--- START ---

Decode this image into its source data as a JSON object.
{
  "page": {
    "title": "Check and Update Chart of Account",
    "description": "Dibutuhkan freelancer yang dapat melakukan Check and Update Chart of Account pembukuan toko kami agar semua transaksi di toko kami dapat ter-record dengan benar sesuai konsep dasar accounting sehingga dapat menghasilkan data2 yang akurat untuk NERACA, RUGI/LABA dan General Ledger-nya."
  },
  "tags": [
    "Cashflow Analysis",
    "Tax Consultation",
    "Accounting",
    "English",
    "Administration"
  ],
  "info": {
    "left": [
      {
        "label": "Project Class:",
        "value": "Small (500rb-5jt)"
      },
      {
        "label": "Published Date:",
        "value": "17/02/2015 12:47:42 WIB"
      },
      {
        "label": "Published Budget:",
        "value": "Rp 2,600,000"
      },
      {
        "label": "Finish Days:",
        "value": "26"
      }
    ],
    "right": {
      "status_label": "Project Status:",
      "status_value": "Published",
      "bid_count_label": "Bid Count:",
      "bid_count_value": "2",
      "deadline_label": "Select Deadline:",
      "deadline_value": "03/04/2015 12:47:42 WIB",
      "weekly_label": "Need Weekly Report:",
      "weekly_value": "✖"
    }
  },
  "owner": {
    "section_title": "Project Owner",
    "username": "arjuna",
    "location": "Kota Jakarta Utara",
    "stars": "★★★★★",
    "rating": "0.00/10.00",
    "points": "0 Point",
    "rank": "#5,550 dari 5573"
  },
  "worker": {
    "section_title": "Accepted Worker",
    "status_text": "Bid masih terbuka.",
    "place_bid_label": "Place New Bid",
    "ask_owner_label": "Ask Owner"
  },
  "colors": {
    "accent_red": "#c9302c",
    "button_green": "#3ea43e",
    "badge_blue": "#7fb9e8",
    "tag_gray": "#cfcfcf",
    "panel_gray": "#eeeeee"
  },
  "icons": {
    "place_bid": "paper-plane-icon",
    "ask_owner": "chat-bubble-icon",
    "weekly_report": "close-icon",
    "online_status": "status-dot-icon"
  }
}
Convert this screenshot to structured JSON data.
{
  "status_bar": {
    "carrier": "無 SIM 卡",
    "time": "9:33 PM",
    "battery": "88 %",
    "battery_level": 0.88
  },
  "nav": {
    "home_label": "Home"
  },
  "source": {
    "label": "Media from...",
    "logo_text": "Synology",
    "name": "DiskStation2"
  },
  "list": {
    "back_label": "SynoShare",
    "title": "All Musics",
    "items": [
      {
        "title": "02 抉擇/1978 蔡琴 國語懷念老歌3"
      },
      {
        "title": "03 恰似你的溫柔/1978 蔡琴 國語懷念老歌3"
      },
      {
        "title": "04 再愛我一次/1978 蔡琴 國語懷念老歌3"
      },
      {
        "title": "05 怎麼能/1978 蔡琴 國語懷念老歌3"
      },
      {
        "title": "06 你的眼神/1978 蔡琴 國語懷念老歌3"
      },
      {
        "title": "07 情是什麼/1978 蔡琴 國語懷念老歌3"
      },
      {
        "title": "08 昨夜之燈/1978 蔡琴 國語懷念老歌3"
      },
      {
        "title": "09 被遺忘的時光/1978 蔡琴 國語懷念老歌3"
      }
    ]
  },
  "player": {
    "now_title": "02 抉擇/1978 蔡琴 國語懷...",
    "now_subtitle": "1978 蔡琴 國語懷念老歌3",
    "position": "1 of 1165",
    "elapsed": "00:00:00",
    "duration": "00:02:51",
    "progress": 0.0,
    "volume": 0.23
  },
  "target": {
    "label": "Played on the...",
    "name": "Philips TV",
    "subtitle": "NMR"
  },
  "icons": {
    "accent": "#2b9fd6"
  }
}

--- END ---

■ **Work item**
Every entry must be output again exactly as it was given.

■ **Expected answer**
Decode this image into its source data as a JSON object.
{
  "page": {
    "title": "Check and Update Chart of Account",
    "description": "Dibutuhkan freelancer yang dapat melakukan Check and Update Chart of Account pembukuan toko kami agar semua transaksi di toko kami dapat ter-record dengan benar sesuai konsep dasar accounting sehingga dapat menghasilkan data2 yang akurat untuk NERACA, RUGI/LABA dan General Ledger-nya."
  },
  "tags": [
    "Cashflow Analysis",
    "Tax Consultation",
    "Accounting",
    "English",
    "Administration"
  ],
  "info": {
    "left": [
      {
        "label": "Project Class:",
        "value": "Small (500rb-5jt)"
      },
      {
        "label": "Published Date:",
        "value": "17/02/2015 12:47:42 WIB"
      },
      {
        "label": "Published Budget:",
        "value": "Rp 2,600,000"
      },
      {
        "label": "Finish Days:",
        "value": "26"
      }
    ],
    "right": {
      "status_label": "Project Status:",
      "status_value": "Published",
      "bid_count_label": "Bid Count:",
      "bid_count_value": "2",
      "deadline_label": "Select Deadline:",
      "deadline_value": "03/04/2015 12:47:42 WIB",
      "weekly_label": "Need Weekly Report:",
      "weekly_value": "✖"
    }
  },
  "owner": {
    "section_title": "Project Owner",
    "username": "arjuna",
    "location": "Kota Jakarta Utara",
    "stars": "★★★★★",
    "rating": "0.00/10.00",
    "points": "0 Point",
    "rank": "#5,550 dari 5573"
  },
  "worker": {
    "section_title": "Accepted Worker",
    "status_text": "Bid masih terbuka.",
    "place_bid_label": "Place New Bid",
    "ask_owner_label": "Ask Owner"
  },
  "colors": {
    "accent_red": "#c9302c",
    "button_green": "#3ea43e",
    "badge_blue": "#7fb9e8",
    "tag_gray": "#cfcfcf",
    "panel_gray": "#eeeeee"
  },
  "icons": {
    "place_bid": "paper-plane-icon",
    "ask_owner": "chat-bubble-icon",
    "weekly_report": "close-icon",
    "online_status": "status-dot-icon"
  }
}
Convert this screenshot to structured JSON data.
{
  "status_bar": {
    "carrier": "無 SIM 卡",
    "time": "9:33 PM",
    "battery": "88 %",
    "battery_level": 0.88
  },
  "nav": {
    "home_label": "Home"
  },
  "source": {
    "label": "Media from...",
    "logo_text": "Synology",
    "name": "DiskStation2"
  },
  "list": {
    "back_label": "SynoShare",
    "title": "All Musics",
    "items": [
      {
        "title": "02 抉擇/1978 蔡琴 國語懷念老歌3"
      },
      {
        "title": "03 恰似你的溫柔/1978 蔡琴 國語懷念老歌3"
      },
      {
        "title": "04 再愛我一次/1978 蔡琴 國語懷念老歌3"
      },
      {
        "title": "05 怎麼能/1978 蔡琴 國語懷念老歌3"
      },
      {
        "title": "06 你的眼神/1978 蔡琴 國語懷念老歌3"
      },
      {
        "title": "07 情是什麼/1978 蔡琴 國語懷念老歌3"
      },
      {
        "title": "08 昨夜之燈/1978 蔡琴 國語懷念老歌3"
      },
      {
        "title": "09 被遺忘的時光/1978 蔡琴 國語懷念老歌3"
      }
    ]
  },
  "player": {
    "now_title": "02 抉擇/1978 蔡琴 國語懷...",
    "now_subtitle": "1978 蔡琴 國語懷念老歌3",
    "position": "1 of 1165",
    "elapsed": "00:00:00",
    "duration": "00:02:51",
    "progress": 0.0,
    "volume": 0.23
  },
  "target": {
    "label": "Played on the...",
    "name": "Philips TV",
    "subtitle": "NMR"
  },
  "icons": {
    "accent": "#2b9fd6"
  }
}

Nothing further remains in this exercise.